▸ **WORK INSTRUCTION**:
Write the data out again so that it matches word for word.

+ + + +

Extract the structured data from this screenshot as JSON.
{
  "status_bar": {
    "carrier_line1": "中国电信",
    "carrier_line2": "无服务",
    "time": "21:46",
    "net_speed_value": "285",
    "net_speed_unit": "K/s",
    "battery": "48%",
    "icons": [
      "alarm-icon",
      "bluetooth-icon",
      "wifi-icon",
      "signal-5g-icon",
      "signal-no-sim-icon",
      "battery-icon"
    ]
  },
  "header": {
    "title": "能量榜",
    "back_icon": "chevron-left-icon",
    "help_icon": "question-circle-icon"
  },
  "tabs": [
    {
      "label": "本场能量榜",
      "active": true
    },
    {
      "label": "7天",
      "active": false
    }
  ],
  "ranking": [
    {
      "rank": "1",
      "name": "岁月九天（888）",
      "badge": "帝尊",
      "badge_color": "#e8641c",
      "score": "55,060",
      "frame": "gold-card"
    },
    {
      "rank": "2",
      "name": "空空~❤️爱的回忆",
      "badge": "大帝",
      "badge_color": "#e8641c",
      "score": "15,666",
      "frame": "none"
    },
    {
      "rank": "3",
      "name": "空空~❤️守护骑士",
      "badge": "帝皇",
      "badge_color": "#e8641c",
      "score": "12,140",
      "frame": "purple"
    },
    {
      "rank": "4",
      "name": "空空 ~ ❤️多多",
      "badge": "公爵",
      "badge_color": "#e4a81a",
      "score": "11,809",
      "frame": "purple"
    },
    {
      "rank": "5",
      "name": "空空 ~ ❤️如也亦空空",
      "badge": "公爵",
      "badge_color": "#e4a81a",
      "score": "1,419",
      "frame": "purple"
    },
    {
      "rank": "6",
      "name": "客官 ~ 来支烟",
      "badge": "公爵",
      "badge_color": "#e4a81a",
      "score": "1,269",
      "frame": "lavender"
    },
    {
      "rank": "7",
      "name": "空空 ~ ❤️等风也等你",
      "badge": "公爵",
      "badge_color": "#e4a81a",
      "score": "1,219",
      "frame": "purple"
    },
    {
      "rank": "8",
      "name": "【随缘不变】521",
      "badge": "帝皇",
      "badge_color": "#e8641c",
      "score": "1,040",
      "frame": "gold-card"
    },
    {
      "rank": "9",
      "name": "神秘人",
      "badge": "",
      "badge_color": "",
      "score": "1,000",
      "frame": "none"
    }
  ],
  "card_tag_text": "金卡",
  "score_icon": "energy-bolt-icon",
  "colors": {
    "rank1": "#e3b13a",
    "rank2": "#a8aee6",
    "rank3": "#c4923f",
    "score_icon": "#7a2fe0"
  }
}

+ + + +

▸ **OUTPUT FOR THIS EXERCISE**:
Extract the structured data from this screenshot as JSON.
{
  "status_bar": {
    "carrier_line1": "中国电信",
    "carrier_line2": "无服务",
    "time": "21:46",
    "net_speed_value": "285",
    "net_speed_unit": "K/s",
    "battery": "48%",
    "icons": [
      "alarm-icon",
      "bluetooth-icon",
      "wifi-icon",
      "signal-5g-icon",
      "signal-no-sim-icon",
      "battery-icon"
    ]
  },
  "header": {
    "title": "能量榜",
    "back_icon": "chevron-left-icon",
    "help_icon": "question-circle-icon"
  },
  "tabs": [
    {
      "label": "本场能量榜",
      "active": true
    },
    {
      "label": "7天",
      "active": false
    }
  ],
  "ranking": [
    {
      "rank": "1",
      "name": "岁月九天（888）",
      "badge": "帝尊",
      "badge_color": "#e8641c",
      "score": "55,060",
      "frame": "gold-card"
    },
    {
      "rank": "2",
      "name": "空空~❤️爱的回忆",
      "badge": "大帝",
      "badge_color": "#e8641c",
      "score": "15,666",
      "frame": "none"
    },
    {
      "rank": "3",
      "name": "空空~❤️守护骑士",
      "badge": "帝皇",
      "badge_color": "#e8641c",
      "score": "12,140",
      "frame": "purple"
    },
    {
      "rank": "4",
      "name": "空空 ~ ❤️多多",
      "badge": "公爵",
      "badge_color": "#e4a81a",
      "score": "11,809",
      "frame": "purple"
    },
    {
      "rank": "5",
      "name": "空空 ~ ❤️如也亦空空",
      "badge": "公爵",
      "badge_color": "#e4a81a",
      "score": "1,419",
      "frame": "purple"
    },
    {
      "rank": "6",
      "name": "客官 ~ 来支烟",
      "badge": "公爵",
      "badge_color": "#e4a81a",
      "score": "1,269",
      "frame": "lavender"
    },
    {
      "rank": "7",
      "name": "空空 ~ ❤️等风也等你",
      "badge": "公爵",
      "badge_color": "#e4a81a",
      "score": "1,219",
      "frame": "purple"
    },
    {
      "rank": "8",
      "name": "【随缘不变】521",
      "badge": "帝皇",
      "badge_color": "#e8641c",
      "score": "1,040",
      "frame": "gold-card"
    },
    {
      "rank": "9",
      "name": "神秘人",
      "badge": "",
      "badge_color": "",
      "score": "1,000",
      "frame": "none"
    }
  ],
  "card_tag_text": "金卡",
  "score_icon": "energy-bolt-icon",
  "colors": {
    "rank1": "#e3b13a",
    "rank2": "#a8aee6",
    "rank3": "#c4923f",
    "score_icon": "#7a2fe0"
  }
}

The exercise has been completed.